PPE is a crucial part of the constant drive to make workplaces safer for those who work there. Along with the provision of PPE, which is legally required in the UK in most instances, employers are also responsible for providing the instructions, procedures, training and supervision to ensure it is used correctly.
It is also the employer’s responsibility to ensure the equipment is in good working order and solid enough condition to do its job. In many instances, this also includes the correct storage of PPE.
Storing PPE correctly is essential in making sure you get the most out of it, in terms of both protection and longevity. Read on to find out how and where you should be storing your PPE to avoid it degrading quicker than it should.
Where to store PPE
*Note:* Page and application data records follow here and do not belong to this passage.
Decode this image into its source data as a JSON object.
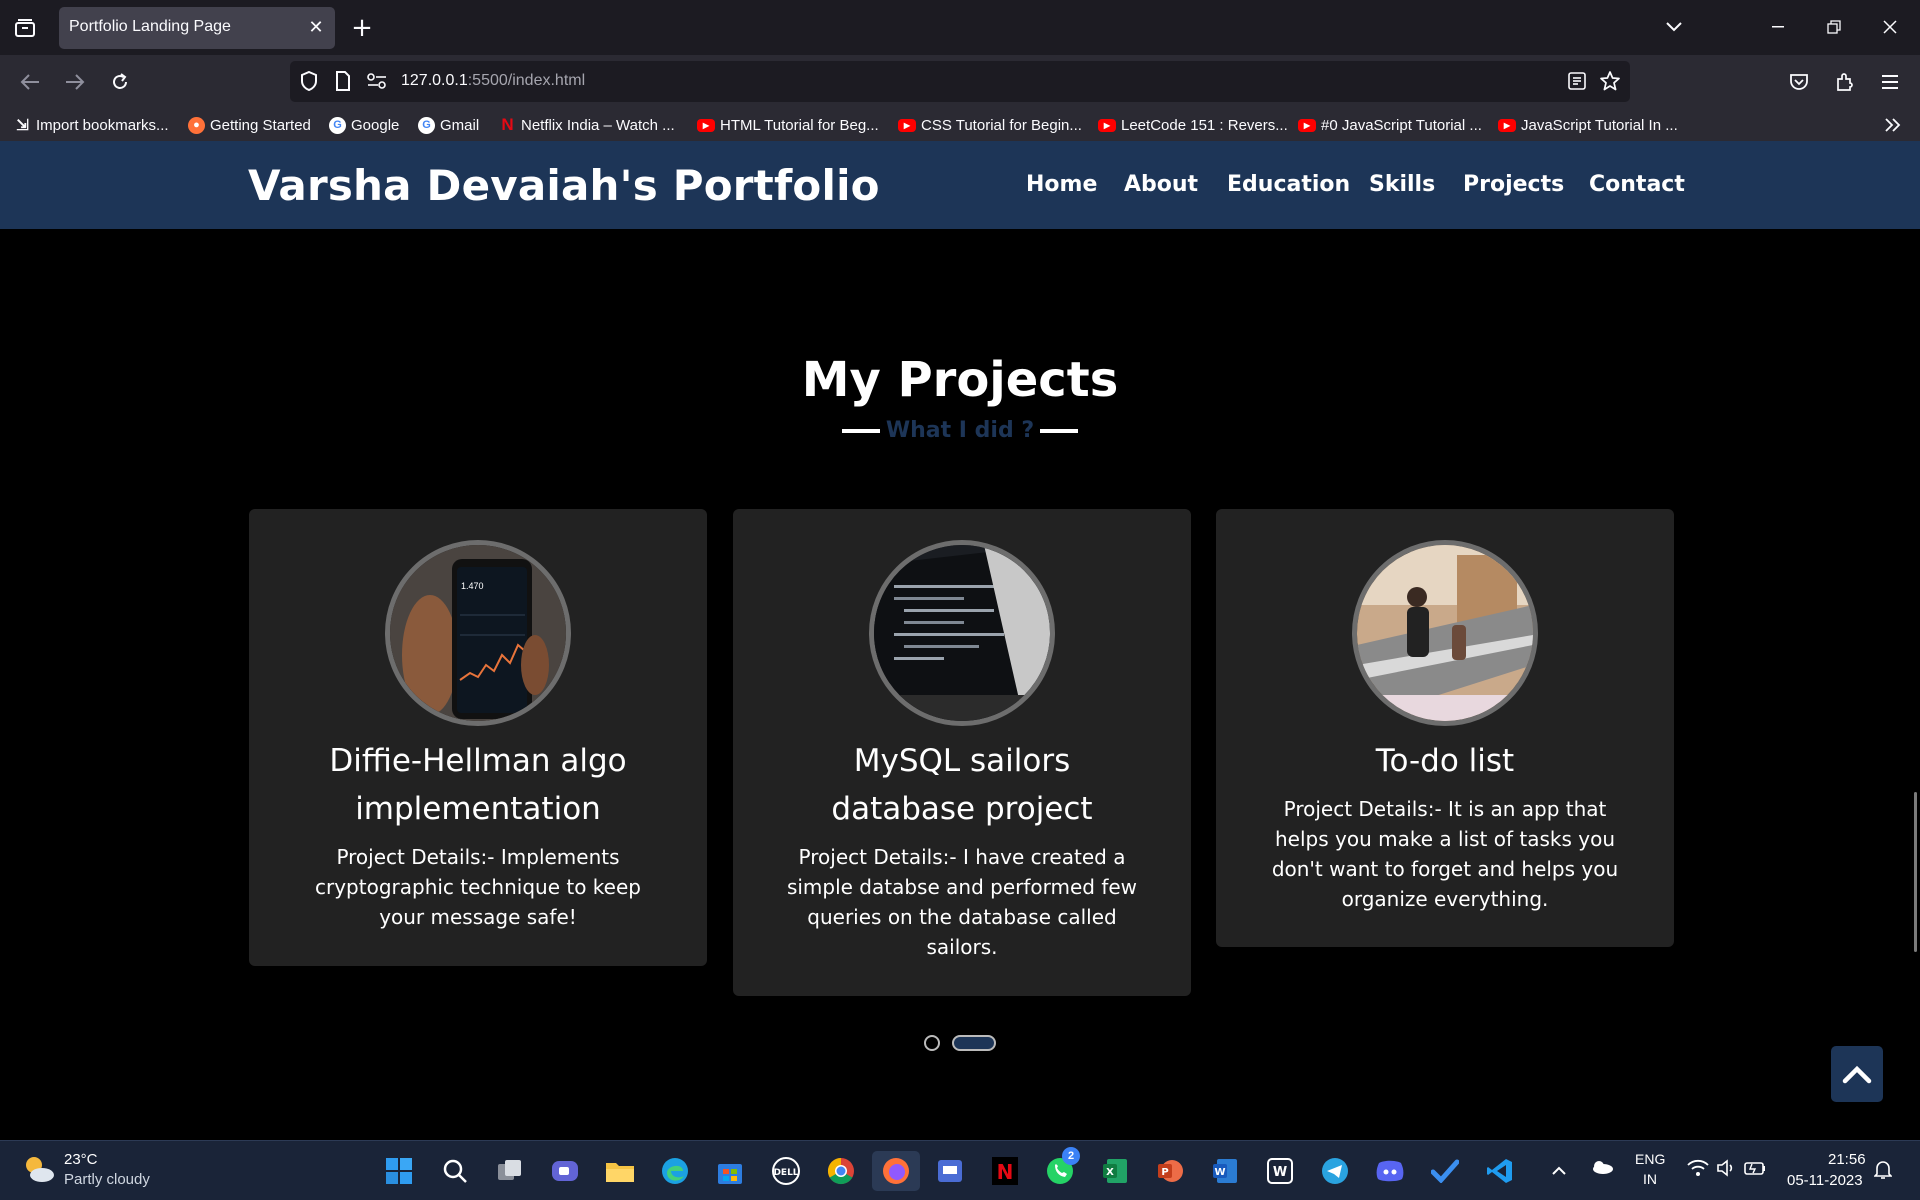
{
  "browser": {
    "tab_title": "Portfolio Landing Page",
    "url_host": "127.0.0.1",
    "url_rest": ":5500/index.html",
    "bookmarks": [
      {
        "label": "Import bookmarks...",
        "icon": "import-icon"
      },
      {
        "label": "Getting Started",
        "icon": "firefox-icon"
      },
      {
        "label": "Google",
        "icon": "google-icon"
      },
      {
        "label": "Gmail",
        "icon": "google-icon"
      },
      {
        "label": "Netflix India – Watch ...",
        "icon": "netflix-icon"
      },
      {
        "label": "HTML Tutorial for Beg...",
        "icon": "youtube-icon"
      },
      {
        "label": "CSS Tutorial for Begin...",
        "icon": "youtube-icon"
      },
      {
        "label": "LeetCode 151 : Revers...",
        "icon": "youtube-icon"
      },
      {
        "label": "#0 JavaScript Tutorial ...",
        "icon": "youtube-icon"
      },
      {
        "label": "JavaScript Tutorial In ...",
        "icon": "youtube-icon"
      }
    ]
  },
  "site": {
    "title": "Varsha Devaiah's Portfolio",
    "menu": [
      "Home",
      "About",
      "Education",
      "Skills",
      "Projects",
      "Contact"
    ],
    "header_color": "#1d3557"
  },
  "projects": {
    "heading": "My Projects",
    "subtitle": "What I did ?",
    "cards": [
      {
        "title_lines": [
          "Diffie-Hellman algo",
          "implementation"
        ],
        "details": [
          "Project Details:- Implements",
          "cryptographic technique to keep",
          "your message safe!"
        ],
        "image": "phone-stock-chart"
      },
      {
        "title_lines": [
          "MySQL sailors",
          "database project"
        ],
        "details": [
          "Project Details:- I have created a",
          "simple databse and performed few",
          "queries on the database called",
          "sailors."
        ],
        "image": "code-monitor"
      },
      {
        "title_lines": [
          "To-do list"
        ],
        "details": [
          "Project Details:- It is an app that",
          "helps you make a list of tasks you",
          "don't want to forget and helps you",
          "organize everything."
        ],
        "image": "mall-escalator"
      }
    ],
    "carousel": {
      "pages": 2,
      "active_index": 1
    }
  },
  "taskbar": {
    "weather_temp": "23°C",
    "weather_desc": "Partly cloudy",
    "lang_top": "ENG",
    "lang_bottom": "IN",
    "time": "21:56",
    "date": "05-11-2023",
    "whatsapp_badge": "2"
  }
}
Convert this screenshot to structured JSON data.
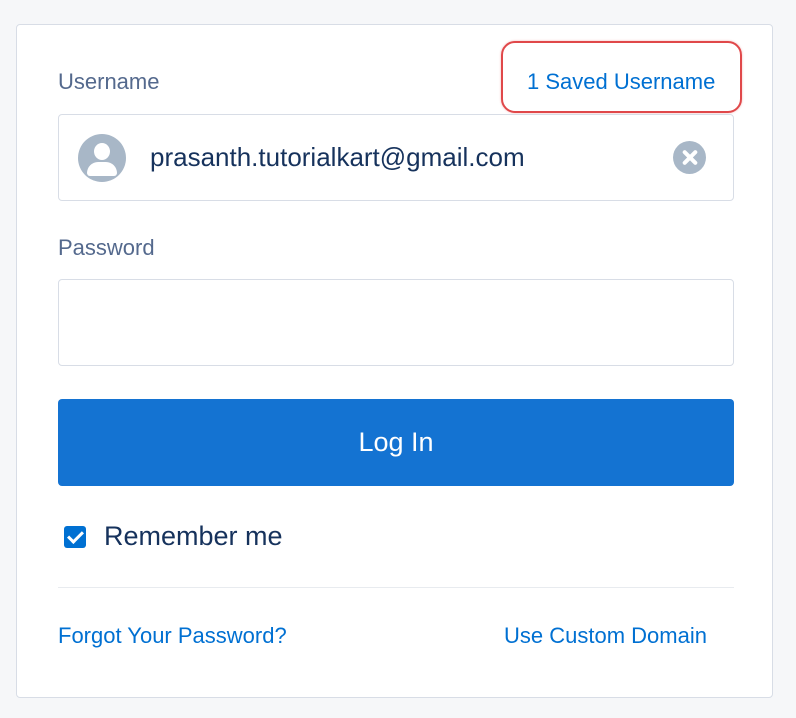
{
  "login_form": {
    "username_label": "Username",
    "saved_username_link": "1 Saved Username",
    "username_value": "prasanth.tutorialkart@gmail.com",
    "password_label": "Password",
    "password_value": "",
    "login_button": "Log In",
    "remember_me": {
      "label": "Remember me",
      "checked": true
    },
    "forgot_password_link": "Forgot Your Password?",
    "custom_domain_link": "Use Custom Domain"
  },
  "icons": {
    "avatar": "user-avatar-icon",
    "clear": "clear-x-icon",
    "checkbox": "checkmark-icon"
  },
  "colors": {
    "link": "#0070d2",
    "button": "#1473d2",
    "label": "#54698d",
    "text": "#16325c",
    "highlight": "#e0484a"
  }
}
The general maintenance and storage of PPE usually include keeping it in a clean and dry place, where it can be easily accessed and is not exposed to potentially damaging conditions. A cupboard is fine, as long as it meets the above criteria, but avoid storing your PPE with other items such as consumables or machinery.
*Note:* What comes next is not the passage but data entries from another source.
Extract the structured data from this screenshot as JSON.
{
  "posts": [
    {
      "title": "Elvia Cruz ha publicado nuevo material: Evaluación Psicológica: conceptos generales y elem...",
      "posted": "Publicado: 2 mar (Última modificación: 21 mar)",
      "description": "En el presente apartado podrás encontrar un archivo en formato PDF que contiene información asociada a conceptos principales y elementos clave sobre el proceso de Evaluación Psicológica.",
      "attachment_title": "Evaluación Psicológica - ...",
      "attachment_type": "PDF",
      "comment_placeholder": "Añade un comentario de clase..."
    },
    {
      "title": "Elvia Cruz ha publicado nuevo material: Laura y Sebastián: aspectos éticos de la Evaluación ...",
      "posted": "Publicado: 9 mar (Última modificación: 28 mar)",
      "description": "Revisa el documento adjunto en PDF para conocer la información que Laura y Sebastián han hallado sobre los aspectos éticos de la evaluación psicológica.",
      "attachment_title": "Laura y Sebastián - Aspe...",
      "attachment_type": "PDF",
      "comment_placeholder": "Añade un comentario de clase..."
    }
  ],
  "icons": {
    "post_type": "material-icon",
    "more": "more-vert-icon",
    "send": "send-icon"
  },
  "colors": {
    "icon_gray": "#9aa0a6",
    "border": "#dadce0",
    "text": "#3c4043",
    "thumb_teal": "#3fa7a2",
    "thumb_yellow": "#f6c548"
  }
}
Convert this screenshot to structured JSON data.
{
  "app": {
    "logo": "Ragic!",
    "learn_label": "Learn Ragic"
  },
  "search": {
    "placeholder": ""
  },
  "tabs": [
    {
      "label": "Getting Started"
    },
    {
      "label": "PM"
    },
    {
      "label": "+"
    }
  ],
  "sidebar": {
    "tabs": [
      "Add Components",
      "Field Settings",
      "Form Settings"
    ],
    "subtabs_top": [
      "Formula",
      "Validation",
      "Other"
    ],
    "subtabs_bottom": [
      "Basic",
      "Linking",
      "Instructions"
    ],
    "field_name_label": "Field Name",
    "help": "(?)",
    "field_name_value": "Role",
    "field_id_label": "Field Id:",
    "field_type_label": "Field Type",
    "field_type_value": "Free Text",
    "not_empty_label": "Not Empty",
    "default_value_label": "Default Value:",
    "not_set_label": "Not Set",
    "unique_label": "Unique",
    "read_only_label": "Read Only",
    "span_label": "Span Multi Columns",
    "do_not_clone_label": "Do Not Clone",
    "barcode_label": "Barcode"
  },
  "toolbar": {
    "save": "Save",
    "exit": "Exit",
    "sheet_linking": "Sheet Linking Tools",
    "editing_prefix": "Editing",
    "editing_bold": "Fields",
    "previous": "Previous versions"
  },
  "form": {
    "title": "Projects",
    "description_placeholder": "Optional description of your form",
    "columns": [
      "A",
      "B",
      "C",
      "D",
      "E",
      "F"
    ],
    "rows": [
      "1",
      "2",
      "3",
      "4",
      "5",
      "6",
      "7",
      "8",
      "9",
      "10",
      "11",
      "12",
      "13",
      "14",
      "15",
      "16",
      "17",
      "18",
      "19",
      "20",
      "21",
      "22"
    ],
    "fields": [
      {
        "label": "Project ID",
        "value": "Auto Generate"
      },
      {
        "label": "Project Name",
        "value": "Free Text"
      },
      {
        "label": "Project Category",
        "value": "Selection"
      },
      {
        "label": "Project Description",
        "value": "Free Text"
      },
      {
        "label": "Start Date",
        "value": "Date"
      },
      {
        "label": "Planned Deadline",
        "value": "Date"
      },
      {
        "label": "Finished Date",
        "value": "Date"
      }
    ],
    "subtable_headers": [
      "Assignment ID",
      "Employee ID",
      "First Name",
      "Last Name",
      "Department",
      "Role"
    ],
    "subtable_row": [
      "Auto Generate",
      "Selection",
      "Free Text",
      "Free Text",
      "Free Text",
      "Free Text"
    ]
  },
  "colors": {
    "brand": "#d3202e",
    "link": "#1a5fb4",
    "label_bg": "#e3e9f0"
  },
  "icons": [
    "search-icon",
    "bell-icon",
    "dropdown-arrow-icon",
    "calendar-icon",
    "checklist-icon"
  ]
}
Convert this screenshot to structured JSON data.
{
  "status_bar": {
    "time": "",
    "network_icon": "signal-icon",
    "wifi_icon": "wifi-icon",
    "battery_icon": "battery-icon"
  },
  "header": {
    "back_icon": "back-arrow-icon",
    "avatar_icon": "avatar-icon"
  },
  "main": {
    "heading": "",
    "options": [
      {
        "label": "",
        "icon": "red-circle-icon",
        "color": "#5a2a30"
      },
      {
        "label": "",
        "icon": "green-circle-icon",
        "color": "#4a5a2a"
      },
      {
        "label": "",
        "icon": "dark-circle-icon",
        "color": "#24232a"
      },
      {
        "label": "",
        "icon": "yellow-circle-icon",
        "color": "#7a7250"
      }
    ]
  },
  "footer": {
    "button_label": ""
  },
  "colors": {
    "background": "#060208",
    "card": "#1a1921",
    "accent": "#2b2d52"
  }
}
How to store PPE
As well as making sure you’re storing your PPE in the right place, it’s just as important to ensure you’re storing it in the right way. Knowing how to store your PPE will help to prevent it from getting damaged, as well as alleviate any risks of it falling and causing injuries.
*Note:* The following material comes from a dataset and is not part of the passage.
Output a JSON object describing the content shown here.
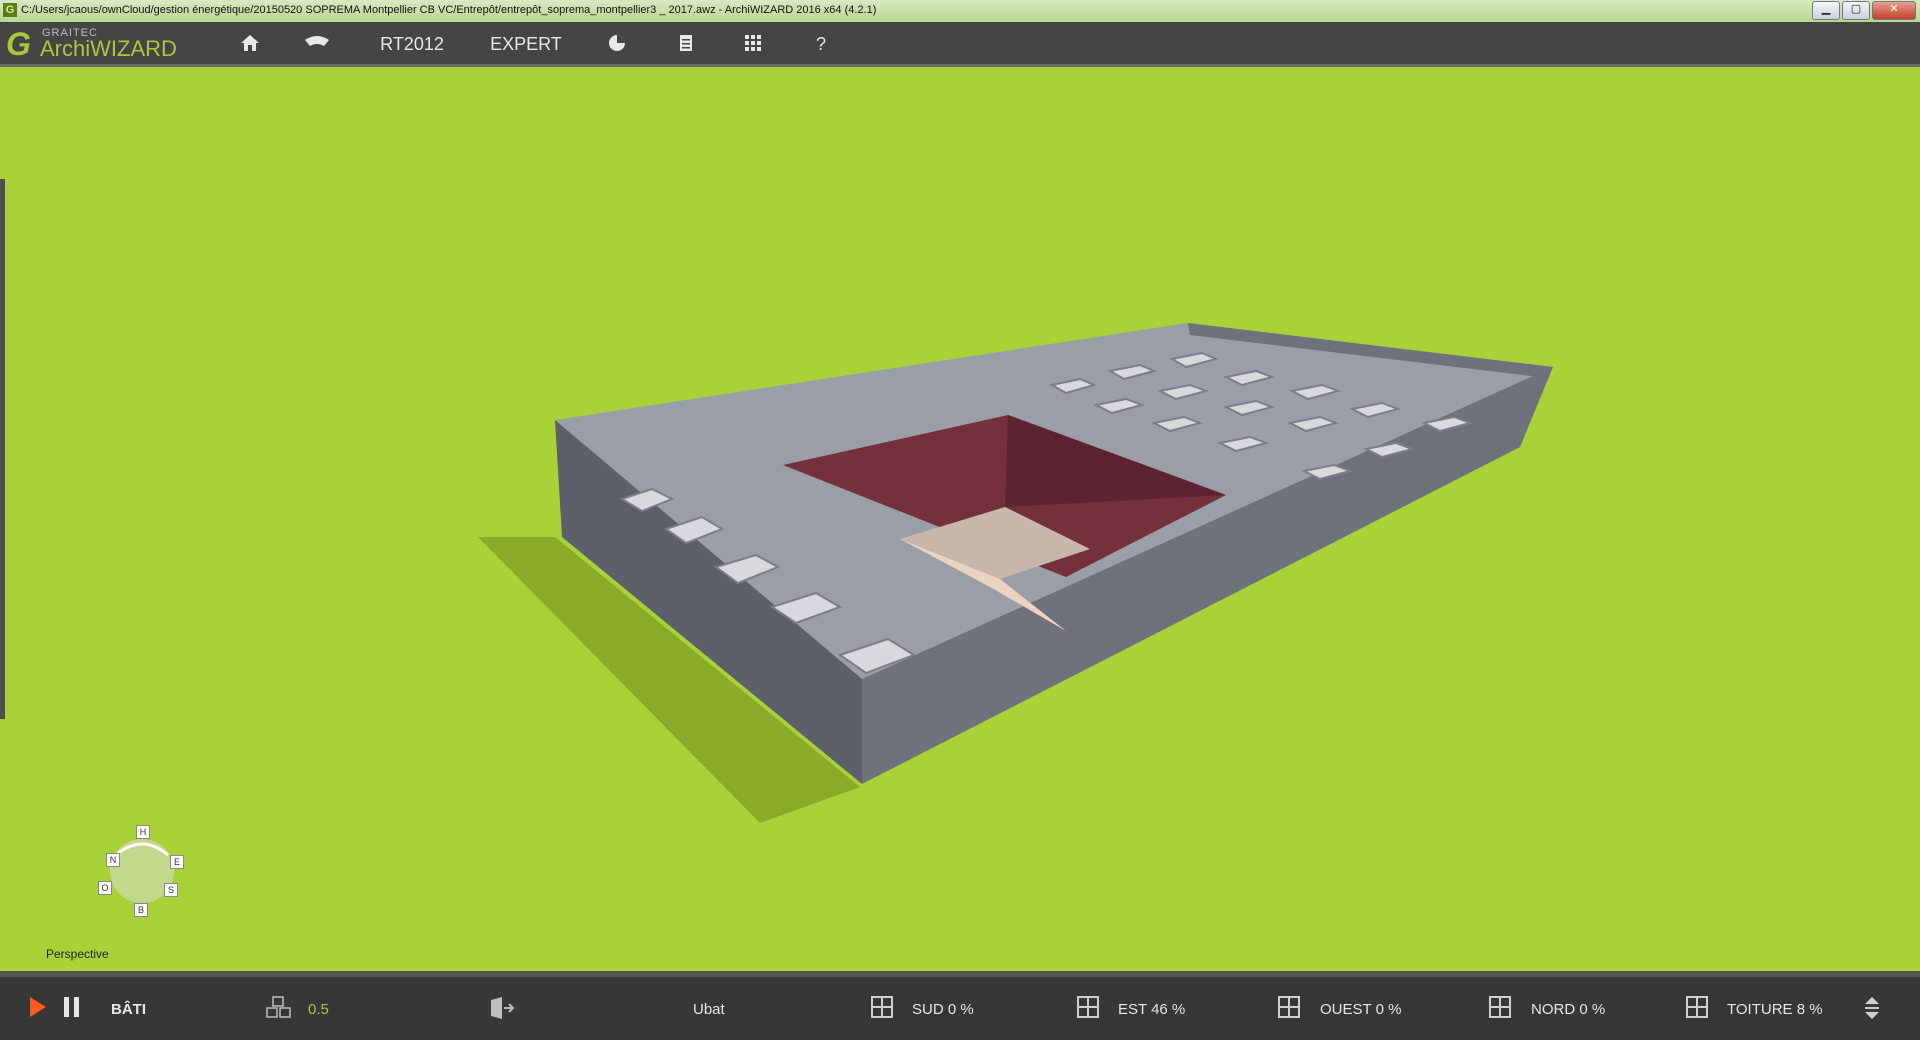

The most important things to remember are to keep your PPE storage area clean, tidy, and organised. Avoid stacking things on top of each other excessively and utilise organisational tools like wall hooks and shelves where possible.
Responsibility for PPE storage
It should also be clear in your workplace who exactly is responsible for storing the equipment and maintaining it. This person (or people) will need to be trained in such a capacity and should be fully up to date with PPE legislation. This includes checking the expiry dates on hard hats and other equipment and having a working understanding of legal requirements.
Of course, there is some PPE that is not reusable and needs to be disposed of after use. In these circumstances, you need to make sure that potentially hazardous waste materials such as chemicals and biological waste are correctly dealt with according to legislation. There are very strict penalties for those found not to be complying with the law in this area.
Monitor and review
It is also the responsibility of the employer to monitor and review the use of PPE. This involves checking regularly that it is being used, and if not, conducting an investigation into why this is happening. Safety signs and reminders are useful in ensuring staff are fully aware of the risks.
In more specific cases, it involves storing and replacing spare parts, such as respirator filters. It’s also important to make sure you have some spare PPE stored correctly, should any of your current equipment be lost, damaged or compromised. Employees should also be encouraged to report the loss, destruction or faults in any PPE.
Staff also need to be made aware of the seriousness of looking after equipment and returning it to the designated place when not in use. This will not only keep the equipment in better working order – which benefits everyone – but also reduces the cost of replacing lost, broken or stolen equipment.
PPE can play a huge part in reducing workplace accidents and injury, but you need to make sure you don’t get complacent about its use and care on-site.